OAKLAND, Calif. – The White Sox offense is warming up just in time for summer.
In the last 14 games up through Sunday’s 7-3 victory against the A’s at Oakland Coliseum, the Sox are batting .288 with 32 extra-base hits – 11 home runs – and 68 runs scored.
Spearheading the offensive surge has been right fielder Avisail Garcia.
Sox fans have been waiting some time to see this sort of productivity from Garcia, who is hitting .346 after a three-hit game that included a two-run homer.
Garcia has collected two hits or more in six of the last eight games – seven of which the Sox won. He’s hit safely in 19 of the last 21 games and leads the club in batting average, hits, on-base percentage and multi-hit games.
“I’m just trying to work hard every day. I know the numbers are going to be there,” a confident Garcia said. “I just have to be healthy the whole year.”
Garcia missed roughly four months of the 2014 season after diving arms-first for a fly ball on April 9. He had surgery to repair a torn labrum and an avulsion fracture in his left shoulder, and Garcia wasn’t expected to return at all that season.
But he recovered faster than expected and returned to the lineup Aug. 16. He smacked two base hits and drove in a run in his first game back, but there weren’t too many more highlights for Garcia after that.
The experience he gained after the injury proved to be important all by itself, though.
“That’s the best thing we did, because they expected I wasn’t going to play,” Garcia said. “I came back and saw 160 at-bats and then I played in Venezuela a little bit more, so it’s kind of like 280 at-bats. So that’s pretty good for the injury I had.”
Teammate Jose Abreu went a step further in his praise for Garcia after the injury.
“Last year without him, the season wasn’t good for us,” Abreu said through a translator. “This season, with him healthy, he’s capable of showing what he can do in the field. He’s a very, very talented player. He has five tools, and he has shown it. He made us a better team. I’m very happy to have him here right now for us and the momentum he is giving.”
The Sox acquired Garcia from Detroit in 2013 as part of the three-team deal that sent Jake Peavy to Boston. He spent two months of that season with the Sox and showed flashes of the player he could be, but is now proving with his bat and his health that he belongs, Ventura said.

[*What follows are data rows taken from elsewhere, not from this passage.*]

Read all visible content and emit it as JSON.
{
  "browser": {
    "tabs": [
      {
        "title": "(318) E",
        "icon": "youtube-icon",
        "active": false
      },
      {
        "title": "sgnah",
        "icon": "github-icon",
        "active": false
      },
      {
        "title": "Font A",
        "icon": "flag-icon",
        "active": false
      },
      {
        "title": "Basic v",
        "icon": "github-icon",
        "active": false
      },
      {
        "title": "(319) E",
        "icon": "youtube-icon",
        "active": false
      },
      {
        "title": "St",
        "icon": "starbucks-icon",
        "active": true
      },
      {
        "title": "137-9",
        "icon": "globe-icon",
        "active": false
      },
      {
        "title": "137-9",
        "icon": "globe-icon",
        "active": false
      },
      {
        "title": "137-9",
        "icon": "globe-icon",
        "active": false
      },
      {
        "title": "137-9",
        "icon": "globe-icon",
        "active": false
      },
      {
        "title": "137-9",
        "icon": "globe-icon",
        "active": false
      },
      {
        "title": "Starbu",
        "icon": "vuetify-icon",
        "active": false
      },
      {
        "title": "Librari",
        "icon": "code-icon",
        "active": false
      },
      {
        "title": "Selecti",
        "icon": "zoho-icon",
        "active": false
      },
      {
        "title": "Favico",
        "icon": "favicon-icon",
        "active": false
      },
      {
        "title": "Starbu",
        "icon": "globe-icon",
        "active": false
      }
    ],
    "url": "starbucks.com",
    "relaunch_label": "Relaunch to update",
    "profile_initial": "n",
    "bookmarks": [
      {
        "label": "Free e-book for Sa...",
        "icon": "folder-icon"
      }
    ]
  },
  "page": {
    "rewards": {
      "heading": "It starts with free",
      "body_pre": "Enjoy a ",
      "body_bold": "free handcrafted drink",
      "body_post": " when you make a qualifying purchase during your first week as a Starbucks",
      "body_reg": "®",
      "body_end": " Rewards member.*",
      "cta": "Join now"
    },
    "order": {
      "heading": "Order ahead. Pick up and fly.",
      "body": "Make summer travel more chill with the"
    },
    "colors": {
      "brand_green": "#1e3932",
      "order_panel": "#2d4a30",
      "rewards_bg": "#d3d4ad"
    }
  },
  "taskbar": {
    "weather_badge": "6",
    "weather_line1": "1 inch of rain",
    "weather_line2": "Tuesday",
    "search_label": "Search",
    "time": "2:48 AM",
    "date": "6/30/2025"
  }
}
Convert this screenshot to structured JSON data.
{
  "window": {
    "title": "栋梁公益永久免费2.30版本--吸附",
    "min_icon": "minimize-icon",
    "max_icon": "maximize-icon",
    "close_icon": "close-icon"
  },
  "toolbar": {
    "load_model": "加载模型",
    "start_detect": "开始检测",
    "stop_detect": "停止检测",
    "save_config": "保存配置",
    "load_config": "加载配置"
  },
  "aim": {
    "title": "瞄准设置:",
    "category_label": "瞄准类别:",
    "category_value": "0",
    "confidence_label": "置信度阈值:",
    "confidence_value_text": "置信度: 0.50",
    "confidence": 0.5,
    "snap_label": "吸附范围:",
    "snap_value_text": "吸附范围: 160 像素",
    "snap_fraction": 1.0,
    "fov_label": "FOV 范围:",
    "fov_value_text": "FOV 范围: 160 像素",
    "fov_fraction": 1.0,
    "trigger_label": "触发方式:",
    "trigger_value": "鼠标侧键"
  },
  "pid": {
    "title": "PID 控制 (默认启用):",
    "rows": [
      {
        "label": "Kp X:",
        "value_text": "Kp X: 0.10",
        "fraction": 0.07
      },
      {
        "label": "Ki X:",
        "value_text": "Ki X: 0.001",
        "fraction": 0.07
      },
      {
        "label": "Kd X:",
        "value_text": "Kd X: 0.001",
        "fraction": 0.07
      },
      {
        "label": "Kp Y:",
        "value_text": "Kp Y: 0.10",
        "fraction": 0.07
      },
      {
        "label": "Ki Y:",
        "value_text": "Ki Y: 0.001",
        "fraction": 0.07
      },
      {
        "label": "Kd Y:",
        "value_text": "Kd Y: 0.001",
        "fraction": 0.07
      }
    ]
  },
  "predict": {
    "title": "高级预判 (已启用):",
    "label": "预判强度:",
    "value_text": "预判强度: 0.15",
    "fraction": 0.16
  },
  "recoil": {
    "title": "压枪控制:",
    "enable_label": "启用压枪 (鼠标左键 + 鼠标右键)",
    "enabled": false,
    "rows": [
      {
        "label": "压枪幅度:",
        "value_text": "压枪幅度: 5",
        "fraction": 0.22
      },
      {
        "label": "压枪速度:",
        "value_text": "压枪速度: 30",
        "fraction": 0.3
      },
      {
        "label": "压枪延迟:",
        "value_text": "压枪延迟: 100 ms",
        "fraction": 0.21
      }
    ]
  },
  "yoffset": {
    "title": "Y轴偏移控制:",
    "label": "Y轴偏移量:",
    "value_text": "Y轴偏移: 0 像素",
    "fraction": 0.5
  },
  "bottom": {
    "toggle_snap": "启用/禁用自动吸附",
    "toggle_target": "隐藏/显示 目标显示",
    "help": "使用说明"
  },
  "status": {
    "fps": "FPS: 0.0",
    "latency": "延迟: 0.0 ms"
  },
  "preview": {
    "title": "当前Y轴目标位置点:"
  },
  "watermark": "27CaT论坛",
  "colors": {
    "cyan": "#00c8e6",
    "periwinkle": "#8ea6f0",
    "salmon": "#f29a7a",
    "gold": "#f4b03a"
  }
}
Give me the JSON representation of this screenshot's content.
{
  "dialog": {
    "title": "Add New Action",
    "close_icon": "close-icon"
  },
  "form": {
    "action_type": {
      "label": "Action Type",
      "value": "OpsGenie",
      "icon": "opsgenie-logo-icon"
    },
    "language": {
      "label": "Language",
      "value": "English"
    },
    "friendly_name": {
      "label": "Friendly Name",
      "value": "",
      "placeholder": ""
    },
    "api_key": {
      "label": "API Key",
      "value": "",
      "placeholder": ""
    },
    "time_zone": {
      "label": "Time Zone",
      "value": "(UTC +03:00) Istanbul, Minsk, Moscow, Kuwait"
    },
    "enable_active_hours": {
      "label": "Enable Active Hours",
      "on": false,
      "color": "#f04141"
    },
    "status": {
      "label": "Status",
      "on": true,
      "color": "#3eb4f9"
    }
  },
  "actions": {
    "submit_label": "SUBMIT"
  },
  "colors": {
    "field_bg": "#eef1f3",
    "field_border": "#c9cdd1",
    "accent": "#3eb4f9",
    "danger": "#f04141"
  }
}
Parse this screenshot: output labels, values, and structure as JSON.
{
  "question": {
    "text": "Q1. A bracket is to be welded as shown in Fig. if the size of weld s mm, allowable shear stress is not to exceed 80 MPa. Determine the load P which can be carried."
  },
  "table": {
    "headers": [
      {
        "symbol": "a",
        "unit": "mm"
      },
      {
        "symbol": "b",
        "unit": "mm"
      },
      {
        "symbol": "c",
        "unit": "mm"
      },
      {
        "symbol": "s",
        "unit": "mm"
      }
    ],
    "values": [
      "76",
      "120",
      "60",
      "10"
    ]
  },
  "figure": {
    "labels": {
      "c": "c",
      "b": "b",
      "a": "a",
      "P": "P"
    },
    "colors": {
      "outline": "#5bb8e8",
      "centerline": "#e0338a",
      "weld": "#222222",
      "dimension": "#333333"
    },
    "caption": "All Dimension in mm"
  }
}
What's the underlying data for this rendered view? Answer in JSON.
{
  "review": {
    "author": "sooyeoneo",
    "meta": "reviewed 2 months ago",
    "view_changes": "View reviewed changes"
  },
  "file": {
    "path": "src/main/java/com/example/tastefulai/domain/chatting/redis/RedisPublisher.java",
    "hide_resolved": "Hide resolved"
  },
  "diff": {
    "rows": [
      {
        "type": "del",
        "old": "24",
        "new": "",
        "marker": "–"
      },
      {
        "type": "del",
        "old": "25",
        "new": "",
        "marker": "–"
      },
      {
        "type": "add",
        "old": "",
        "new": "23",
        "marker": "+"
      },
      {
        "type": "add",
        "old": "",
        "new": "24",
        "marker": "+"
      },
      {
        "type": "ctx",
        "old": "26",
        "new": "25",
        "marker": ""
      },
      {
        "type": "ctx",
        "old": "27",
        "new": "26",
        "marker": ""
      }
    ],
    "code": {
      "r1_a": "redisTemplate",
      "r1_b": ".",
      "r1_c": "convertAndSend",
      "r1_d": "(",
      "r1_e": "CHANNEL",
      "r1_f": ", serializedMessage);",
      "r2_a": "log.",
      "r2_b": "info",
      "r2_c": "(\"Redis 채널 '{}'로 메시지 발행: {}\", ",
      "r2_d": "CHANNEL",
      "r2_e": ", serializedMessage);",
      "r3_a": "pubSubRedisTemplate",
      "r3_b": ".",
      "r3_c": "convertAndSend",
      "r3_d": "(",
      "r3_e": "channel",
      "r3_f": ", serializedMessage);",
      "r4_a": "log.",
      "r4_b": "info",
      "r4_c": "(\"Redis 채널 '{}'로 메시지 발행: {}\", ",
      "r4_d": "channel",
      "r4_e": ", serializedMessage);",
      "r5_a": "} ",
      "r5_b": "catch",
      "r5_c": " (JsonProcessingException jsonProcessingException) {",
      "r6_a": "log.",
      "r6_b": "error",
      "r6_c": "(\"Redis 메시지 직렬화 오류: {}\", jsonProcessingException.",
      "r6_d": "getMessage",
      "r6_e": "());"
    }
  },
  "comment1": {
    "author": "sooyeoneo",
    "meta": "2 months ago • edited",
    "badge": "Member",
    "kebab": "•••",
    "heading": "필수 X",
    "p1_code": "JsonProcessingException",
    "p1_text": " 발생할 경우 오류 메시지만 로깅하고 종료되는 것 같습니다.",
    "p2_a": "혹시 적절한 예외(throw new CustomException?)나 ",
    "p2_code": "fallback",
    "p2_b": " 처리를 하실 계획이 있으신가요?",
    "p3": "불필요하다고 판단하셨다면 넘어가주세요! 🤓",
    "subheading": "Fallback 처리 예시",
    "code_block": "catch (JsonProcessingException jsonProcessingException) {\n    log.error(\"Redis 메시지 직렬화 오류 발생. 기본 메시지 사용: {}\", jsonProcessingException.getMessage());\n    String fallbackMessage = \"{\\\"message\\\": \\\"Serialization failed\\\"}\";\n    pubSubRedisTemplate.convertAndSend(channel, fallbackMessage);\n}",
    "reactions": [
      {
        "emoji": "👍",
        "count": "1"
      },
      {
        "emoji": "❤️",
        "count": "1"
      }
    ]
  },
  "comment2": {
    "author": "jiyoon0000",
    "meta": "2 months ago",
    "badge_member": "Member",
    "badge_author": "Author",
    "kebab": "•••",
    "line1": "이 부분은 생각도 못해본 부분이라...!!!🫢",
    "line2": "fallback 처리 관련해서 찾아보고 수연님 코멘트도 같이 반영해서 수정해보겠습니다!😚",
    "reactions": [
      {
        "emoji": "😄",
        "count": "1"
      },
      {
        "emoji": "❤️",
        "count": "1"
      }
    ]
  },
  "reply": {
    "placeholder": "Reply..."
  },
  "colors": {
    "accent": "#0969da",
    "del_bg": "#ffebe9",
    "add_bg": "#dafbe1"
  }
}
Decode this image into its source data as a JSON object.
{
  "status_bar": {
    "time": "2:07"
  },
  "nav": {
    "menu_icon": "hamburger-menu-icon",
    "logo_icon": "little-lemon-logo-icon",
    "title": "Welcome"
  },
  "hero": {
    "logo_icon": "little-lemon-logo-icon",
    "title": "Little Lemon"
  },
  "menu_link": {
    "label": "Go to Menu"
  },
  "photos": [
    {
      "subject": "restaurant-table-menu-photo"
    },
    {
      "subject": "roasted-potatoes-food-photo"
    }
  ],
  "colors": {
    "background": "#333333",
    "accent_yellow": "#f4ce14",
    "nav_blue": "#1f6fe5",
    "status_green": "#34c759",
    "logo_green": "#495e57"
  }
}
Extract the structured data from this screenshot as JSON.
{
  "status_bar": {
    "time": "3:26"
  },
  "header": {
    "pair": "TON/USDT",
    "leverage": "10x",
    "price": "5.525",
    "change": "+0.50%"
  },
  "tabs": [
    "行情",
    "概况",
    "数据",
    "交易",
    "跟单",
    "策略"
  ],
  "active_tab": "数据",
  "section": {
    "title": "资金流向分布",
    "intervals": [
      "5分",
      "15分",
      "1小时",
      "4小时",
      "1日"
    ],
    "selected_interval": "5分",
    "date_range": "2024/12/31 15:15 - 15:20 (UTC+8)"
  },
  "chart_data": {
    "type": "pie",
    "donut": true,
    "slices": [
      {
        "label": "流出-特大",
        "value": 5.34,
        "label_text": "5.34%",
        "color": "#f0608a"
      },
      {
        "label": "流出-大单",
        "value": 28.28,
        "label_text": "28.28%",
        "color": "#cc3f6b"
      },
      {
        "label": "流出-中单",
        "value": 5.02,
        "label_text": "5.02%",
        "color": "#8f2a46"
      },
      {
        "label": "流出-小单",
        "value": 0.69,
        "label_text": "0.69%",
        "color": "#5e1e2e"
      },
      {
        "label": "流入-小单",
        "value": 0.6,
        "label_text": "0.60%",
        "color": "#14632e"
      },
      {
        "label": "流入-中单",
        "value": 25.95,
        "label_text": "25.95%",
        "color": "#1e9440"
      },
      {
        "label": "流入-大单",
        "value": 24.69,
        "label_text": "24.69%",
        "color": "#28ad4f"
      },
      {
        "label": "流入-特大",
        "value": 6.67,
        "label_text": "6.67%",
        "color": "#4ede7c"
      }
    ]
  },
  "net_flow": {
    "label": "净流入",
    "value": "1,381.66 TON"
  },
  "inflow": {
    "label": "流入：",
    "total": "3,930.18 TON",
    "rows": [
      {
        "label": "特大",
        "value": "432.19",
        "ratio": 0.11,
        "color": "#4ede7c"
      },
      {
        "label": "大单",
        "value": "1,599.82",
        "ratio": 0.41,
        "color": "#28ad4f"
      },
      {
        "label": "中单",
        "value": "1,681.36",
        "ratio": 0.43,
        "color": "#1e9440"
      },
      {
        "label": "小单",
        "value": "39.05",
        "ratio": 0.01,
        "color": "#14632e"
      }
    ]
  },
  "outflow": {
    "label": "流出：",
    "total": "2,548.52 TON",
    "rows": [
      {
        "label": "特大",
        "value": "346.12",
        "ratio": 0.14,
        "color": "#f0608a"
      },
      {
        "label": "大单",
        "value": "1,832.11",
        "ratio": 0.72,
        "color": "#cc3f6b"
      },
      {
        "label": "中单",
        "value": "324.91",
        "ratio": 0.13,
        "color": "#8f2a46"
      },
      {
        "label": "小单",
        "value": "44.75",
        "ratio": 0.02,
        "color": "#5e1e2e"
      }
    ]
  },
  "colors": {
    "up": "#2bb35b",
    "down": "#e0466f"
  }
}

Garcia said he’s feeling confident at the plate right now and better understands the way pitchers are approaching his at-bats.
That was on display while reaching base four times Saturday, including a two-run, game-tying single in the third inning. He came back from an 0-2 count and saw nine pitches before the key hit.
It was the second time in as many days that Garcia came up clutch. He cranked a two-out double Friday to cap a five-run seventh inning on the way to a 7-6 victory.
“You have to be patient,” Garcia said. “Sometimes that’s going to happen. Sometimes you’re going to strike out. Sometimes you’re going to homer. Sometimes you’re going to hit a base hit. You have to be patient.”
The offense seems to have taken that cue from Garcia, having drawn more walks so far in May as it did in all of April.
The White Sox entered Sunday’s game batting .281 in May with a .345 OBP and 30 extra-base hits.